#### [REQUIREMENT]
Please repeat the records word for word and skip the pictures.

━━━━━━━━━━━━━━━━━━━━━━━━━━━━━━

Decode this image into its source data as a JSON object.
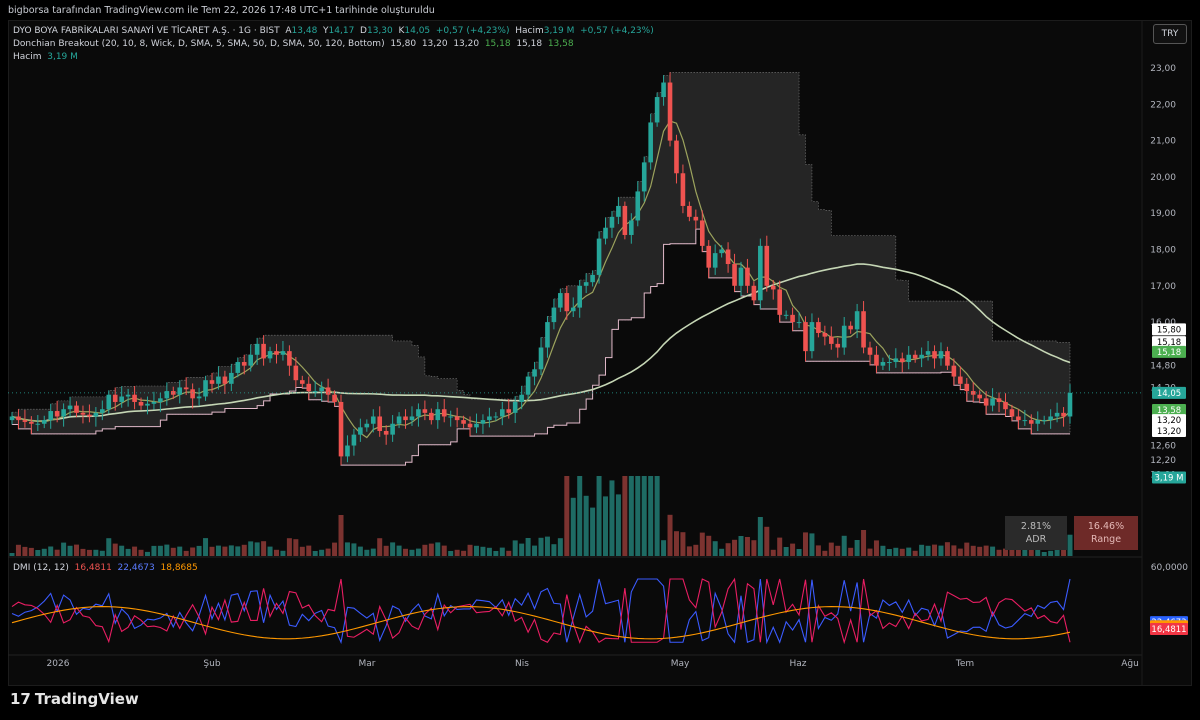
{
  "header": {
    "attribution": "bigborsa tarafından TradingView.com ile Tem 22, 2026 17:48 UTC+1 tarihinde oluşturuldu"
  },
  "legend": {
    "symbol": "DYO BOYA FABRİKALARI SANAYİ VE TİCARET A.Ş. · 1G · BIST",
    "o_lbl": "A",
    "o_val": "13,48",
    "h_lbl": "Y",
    "h_val": "14,17",
    "l_lbl": "D",
    "l_val": "13,30",
    "c_lbl": "K",
    "c_val": "14,05",
    "chg": "+0,57 (+4,23%)",
    "vol_lbl": "Hacim",
    "vol_val": "3,19 M",
    "vol_chg": "+0,57 (+4,23%)",
    "donchian_name": "Donchian Breakout (20, 10, 8, Wick, D, SMA, 5, SMA, 50, D, SMA, 50, 120, Bottom)",
    "donchian_vals": [
      "15,80",
      "13,20",
      "13,20",
      "15,18",
      "15,18",
      "13,58"
    ],
    "volume_name": "Hacim",
    "volume_val": "3,19 M",
    "dmi_name": "DMI (12, 12)",
    "dmi_vals": [
      "16,4811",
      "22,4673",
      "18,8685"
    ]
  },
  "currency_button": "TRY",
  "adr": {
    "pct": "2.81%",
    "label": "ADR"
  },
  "range": {
    "pct": "16.46%",
    "label": "Range"
  },
  "brand": "TradingView",
  "colors": {
    "up": "#26a69a",
    "down": "#ef5350",
    "vol_up": "#1e6b64",
    "vol_down": "#7c3330",
    "channel": "#2a2a2a",
    "sma_fast": "#9ca35d",
    "sma_slow": "#c5d6b5",
    "dmi_plus": "#3b5bff",
    "dmi_minus": "#e91e63",
    "adx": "#ff9800"
  },
  "chart_data": {
    "type": "candlestick",
    "price_ticks": [
      "23,00",
      "22,00",
      "21,00",
      "20,00",
      "19,00",
      "18,00",
      "17,00",
      "16,00",
      "14,80",
      "14,20",
      "12,60",
      "12,20",
      "11,80"
    ],
    "dmi_ticks": [
      "60,0000",
      "8,0000"
    ],
    "x_ticks": [
      "2026",
      "Şub",
      "Mar",
      "Nis",
      "May",
      "Haz",
      "Tem",
      "Ağu"
    ],
    "price_labels": [
      {
        "text": "15,80",
        "style": "white",
        "value": 15.8
      },
      {
        "text": "15,18",
        "style": "white",
        "value": 15.45
      },
      {
        "text": "15,18",
        "style": "green",
        "value": 15.18
      },
      {
        "text": "14,05",
        "style": "teal",
        "value": 14.05
      },
      {
        "text": "13,58",
        "style": "green",
        "value": 13.58
      },
      {
        "text": "13,20",
        "style": "white",
        "value": 13.3
      },
      {
        "text": "13,20",
        "style": "white",
        "value": 13.0
      },
      {
        "text": "3,19 M",
        "style": "teal",
        "value": 11.72
      }
    ],
    "dmi_labels": [
      {
        "text": "22,4673",
        "style": "blue",
        "value": 22.47
      },
      {
        "text": "18,8685",
        "style": "orange",
        "value": 18.87
      },
      {
        "text": "16,4811",
        "style": "red",
        "value": 16.48
      }
    ],
    "closes": [
      13.4,
      13.3,
      13.25,
      13.2,
      13.2,
      13.3,
      13.55,
      13.4,
      13.6,
      13.7,
      13.5,
      13.45,
      13.4,
      13.5,
      13.6,
      14.0,
      13.8,
      13.95,
      14.0,
      13.8,
      13.7,
      13.75,
      13.8,
      13.9,
      14.1,
      14.0,
      14.2,
      14.15,
      13.9,
      13.95,
      14.4,
      14.3,
      14.5,
      14.3,
      14.6,
      14.9,
      14.8,
      15.1,
      15.4,
      15.0,
      15.2,
      15.1,
      15.2,
      14.8,
      14.4,
      14.3,
      14.1,
      14.1,
      14.2,
      14.0,
      13.8,
      12.3,
      12.6,
      12.9,
      13.1,
      13.2,
      13.4,
      13.0,
      12.9,
      13.2,
      13.4,
      13.3,
      13.4,
      13.6,
      13.5,
      13.3,
      13.6,
      13.4,
      13.4,
      13.3,
      13.2,
      13.1,
      13.2,
      13.3,
      13.4,
      13.4,
      13.6,
      13.5,
      13.8,
      14.0,
      14.5,
      14.7,
      15.3,
      16.0,
      16.4,
      16.8,
      16.3,
      16.4,
      17.0,
      17.1,
      17.3,
      18.3,
      18.6,
      18.9,
      19.2,
      18.4,
      18.8,
      19.6,
      20.4,
      21.5,
      22.2,
      22.6,
      21.0,
      20.1,
      19.2,
      18.9,
      18.8,
      18.1,
      17.5,
      17.9,
      18.0,
      17.6,
      17.0,
      17.5,
      17.0,
      16.6,
      18.1,
      17.0,
      16.9,
      16.2,
      16.2,
      16.0,
      16.0,
      15.2,
      16.0,
      15.7,
      15.6,
      15.4,
      15.3,
      15.9,
      15.8,
      16.3,
      15.3,
      15.1,
      14.8,
      14.9,
      14.9,
      15.0,
      14.9,
      15.1,
      15.0,
      15.1,
      15.2,
      15.0,
      15.2,
      14.8,
      14.5,
      14.3,
      14.1,
      14.0,
      13.9,
      13.7,
      13.9,
      13.8,
      13.6,
      13.4,
      13.3,
      13.3,
      13.2,
      13.3,
      13.3,
      13.4,
      13.5,
      13.4,
      14.05
    ]
  }
}
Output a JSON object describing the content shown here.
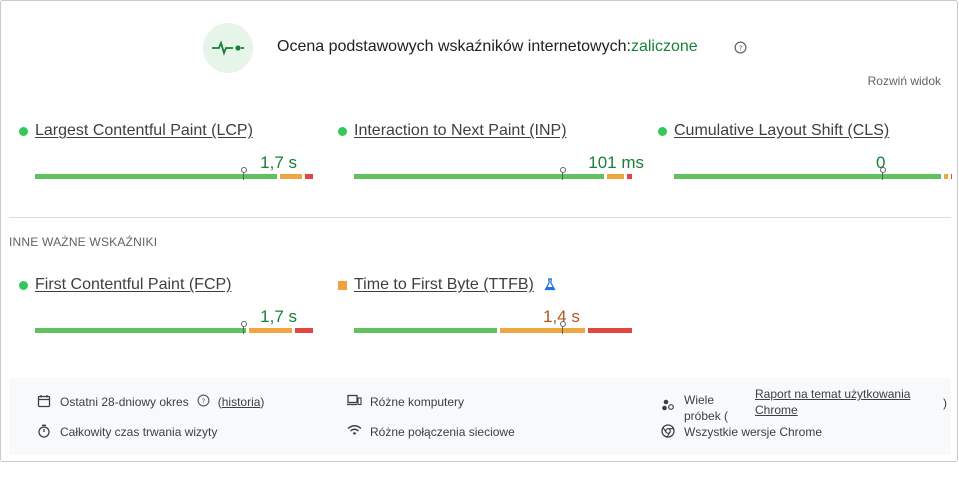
{
  "header": {
    "title": "Ocena podstawowych wskaźników internetowych:",
    "status": "zaliczone",
    "expand_label": "Rozwiń widok",
    "status_color": "#188038"
  },
  "metrics": [
    {
      "name": "Largest Contentful Paint (LCP)",
      "value": "1,7 s",
      "rating": "good",
      "marker_position": 0.75,
      "distribution": [
        0.875,
        0.09,
        0.035
      ]
    },
    {
      "name": "Interaction to Next Paint (INP)",
      "value": "101 ms",
      "rating": "good",
      "marker_position": 0.75,
      "distribution": [
        0.905,
        0.07,
        0.025
      ]
    },
    {
      "name": "Cumulative Layout Shift (CLS)",
      "value": "0",
      "rating": "good",
      "marker_position": 0.75,
      "distribution": [
        0.965,
        0.025,
        0.01
      ]
    }
  ],
  "other_section_label": "INNE WAŻNE WSKAŹNIKI",
  "other_metrics": [
    {
      "name": "First Contentful Paint (FCP)",
      "value": "1,7 s",
      "rating": "good",
      "marker_position": 0.75,
      "distribution": [
        0.765,
        0.165,
        0.07
      ]
    },
    {
      "name": "Time to First Byte (TTFB)",
      "value": "1,4 s",
      "rating": "needs-improvement",
      "marker_position": 0.75,
      "distribution": [
        0.52,
        0.315,
        0.165
      ],
      "experimental": true
    }
  ],
  "footer": {
    "period": "Ostatni 28-dniowy okres",
    "history_link": "historia",
    "devices": "Różne komputery",
    "samples_line1": "Wiele",
    "samples_line2": "próbek (",
    "report_link_line1": "Raport na temat użytkowania",
    "report_link_line2": "Chrome",
    "samples_close": ")",
    "visit_duration": "Całkowity czas trwania wizyty",
    "connections": "Różne połączenia sieciowe",
    "chrome_versions": "Wszystkie wersje Chrome"
  }
}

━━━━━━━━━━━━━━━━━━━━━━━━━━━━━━

#### [OUTPUT OF THE TASK]
Decode this image into its source data as a JSON object.
{
  "header": {
    "attribution": "bigborsa tarafından TradingView.com ile Tem 22, 2026 17:48 UTC+1 tarihinde oluşturuldu"
  },
  "legend": {
    "symbol": "DYO BOYA FABRİKALARI SANAYİ VE TİCARET A.Ş. · 1G · BIST",
    "o_lbl": "A",
    "o_val": "13,48",
    "h_lbl": "Y",
    "h_val": "14,17",
    "l_lbl": "D",
    "l_val": "13,30",
    "c_lbl": "K",
    "c_val": "14,05",
    "chg": "+0,57 (+4,23%)",
    "vol_lbl": "Hacim",
    "vol_val": "3,19 M",
    "vol_chg": "+0,57 (+4,23%)",
    "donchian_name": "Donchian Breakout (20, 10, 8, Wick, D, SMA, 5, SMA, 50, D, SMA, 50, 120, Bottom)",
    "donchian_vals": [
      "15,80",
      "13,20",
      "13,20",
      "15,18",
      "15,18",
      "13,58"
    ],
    "volume_name": "Hacim",
    "volume_val": "3,19 M",
    "dmi_name": "DMI (12, 12)",
    "dmi_vals": [
      "16,4811",
      "22,4673",
      "18,8685"
    ]
  },
  "currency_button": "TRY",
  "adr": {
    "pct": "2.81%",
    "label": "ADR"
  },
  "range": {
    "pct": "16.46%",
    "label": "Range"
  },
  "brand": "TradingView",
  "colors": {
    "up": "#26a69a",
    "down": "#ef5350",
    "vol_up": "#1e6b64",
    "vol_down": "#7c3330",
    "channel": "#2a2a2a",
    "sma_fast": "#9ca35d",
    "sma_slow": "#c5d6b5",
    "dmi_plus": "#3b5bff",
    "dmi_minus": "#e91e63",
    "adx": "#ff9800"
  },
  "chart_data": {
    "type": "candlestick",
    "price_ticks": [
      "23,00",
      "22,00",
      "21,00",
      "20,00",
      "19,00",
      "18,00",
      "17,00",
      "16,00",
      "14,80",
      "14,20",
      "12,60",
      "12,20",
      "11,80"
    ],
    "dmi_ticks": [
      "60,0000",
      "8,0000"
    ],
    "x_ticks": [
      "2026",
      "Şub",
      "Mar",
      "Nis",
      "May",
      "Haz",
      "Tem",
      "Ağu"
    ],
    "price_labels": [
      {
        "text": "15,80",
        "style": "white",
        "value": 15.8
      },
      {
        "text": "15,18",
        "style": "white",
        "value": 15.45
      },
      {
        "text": "15,18",
        "style": "green",
        "value": 15.18
      },
      {
        "text": "14,05",
        "style": "teal",
        "value": 14.05
      },
      {
        "text": "13,58",
        "style": "green",
        "value": 13.58
      },
      {
        "text": "13,20",
        "style": "white",
        "value": 13.3
      },
      {
        "text": "13,20",
        "style": "white",
        "value": 13.0
      },
      {
        "text": "3,19 M",
        "style": "teal",
        "value": 11.72
      }
    ],
    "dmi_labels": [
      {
        "text": "22,4673",
        "style": "blue",
        "value": 22.47
      },
      {
        "text": "18,8685",
        "style": "orange",
        "value": 18.87
      },
      {
        "text": "16,4811",
        "style": "red",
        "value": 16.48
      }
    ],
    "closes": [
      13.4,
      13.3,
      13.25,
      13.2,
      13.2,
      13.3,
      13.55,
      13.4,
      13.6,
      13.7,
      13.5,
      13.45,
      13.4,
      13.5,
      13.6,
      14.0,
      13.8,
      13.95,
      14.0,
      13.8,
      13.7,
      13.75,
      13.8,
      13.9,
      14.1,
      14.0,
      14.2,
      14.15,
      13.9,
      13.95,
      14.4,
      14.3,
      14.5,
      14.3,
      14.6,
      14.9,
      14.8,
      15.1,
      15.4,
      15.0,
      15.2,
      15.1,
      15.2,
      14.8,
      14.4,
      14.3,
      14.1,
      14.1,
      14.2,
      14.0,
      13.8,
      12.3,
      12.6,
      12.9,
      13.1,
      13.2,
      13.4,
      13.0,
      12.9,
      13.2,
      13.4,
      13.3,
      13.4,
      13.6,
      13.5,
      13.3,
      13.6,
      13.4,
      13.4,
      13.3,
      13.2,
      13.1,
      13.2,
      13.3,
      13.4,
      13.4,
      13.6,
      13.5,
      13.8,
      14.0,
      14.5,
      14.7,
      15.3,
      16.0,
      16.4,
      16.8,
      16.3,
      16.4,
      17.0,
      17.1,
      17.3,
      18.3,
      18.6,
      18.9,
      19.2,
      18.4,
      18.8,
      19.6,
      20.4,
      21.5,
      22.2,
      22.6,
      21.0,
      20.1,
      19.2,
      18.9,
      18.8,
      18.1,
      17.5,
      17.9,
      18.0,
      17.6,
      17.0,
      17.5,
      17.0,
      16.6,
      18.1,
      17.0,
      16.9,
      16.2,
      16.2,
      16.0,
      16.0,
      15.2,
      16.0,
      15.7,
      15.6,
      15.4,
      15.3,
      15.9,
      15.8,
      16.3,
      15.3,
      15.1,
      14.8,
      14.9,
      14.9,
      15.0,
      14.9,
      15.1,
      15.0,
      15.1,
      15.2,
      15.0,
      15.2,
      14.8,
      14.5,
      14.3,
      14.1,
      14.0,
      13.9,
      13.7,
      13.9,
      13.8,
      13.6,
      13.4,
      13.3,
      13.3,
      13.2,
      13.3,
      13.3,
      13.4,
      13.5,
      13.4,
      14.05
    ]
  }
}
Output a JSON object describing the content shown here.
{
  "header": {
    "title": "Ocena podstawowych wskaźników internetowych:",
    "status": "zaliczone",
    "expand_label": "Rozwiń widok",
    "status_color": "#188038"
  },
  "metrics": [
    {
      "name": "Largest Contentful Paint (LCP)",
      "value": "1,7 s",
      "rating": "good",
      "marker_position": 0.75,
      "distribution": [
        0.875,
        0.09,
        0.035
      ]
    },
    {
      "name": "Interaction to Next Paint (INP)",
      "value": "101 ms",
      "rating": "good",
      "marker_position": 0.75,
      "distribution": [
        0.905,
        0.07,
        0.025
      ]
    },
    {
      "name": "Cumulative Layout Shift (CLS)",
      "value": "0",
      "rating": "good",
      "marker_position": 0.75,
      "distribution": [
        0.965,
        0.025,
        0.01
      ]
    }
  ],
  "other_section_label": "INNE WAŻNE WSKAŹNIKI",
  "other_metrics": [
    {
      "name": "First Contentful Paint (FCP)",
      "value": "1,7 s",
      "rating": "good",
      "marker_position": 0.75,
      "distribution": [
        0.765,
        0.165,
        0.07
      ]
    },
    {
      "name": "Time to First Byte (TTFB)",
      "value": "1,4 s",
      "rating": "needs-improvement",
      "marker_position": 0.75,
      "distribution": [
        0.52,
        0.315,
        0.165
      ],
      "experimental": true
    }
  ],
  "footer": {
    "period": "Ostatni 28-dniowy okres",
    "history_link": "historia",
    "devices": "Różne komputery",
    "samples_line1": "Wiele",
    "samples_line2": "próbek (",
    "report_link_line1": "Raport na temat użytkowania",
    "report_link_line2": "Chrome",
    "samples_close": ")",
    "visit_duration": "Całkowity czas trwania wizyty",
    "connections": "Różne połączenia sieciowe",
    "chrome_versions": "Wszystkie wersje Chrome"
  }
}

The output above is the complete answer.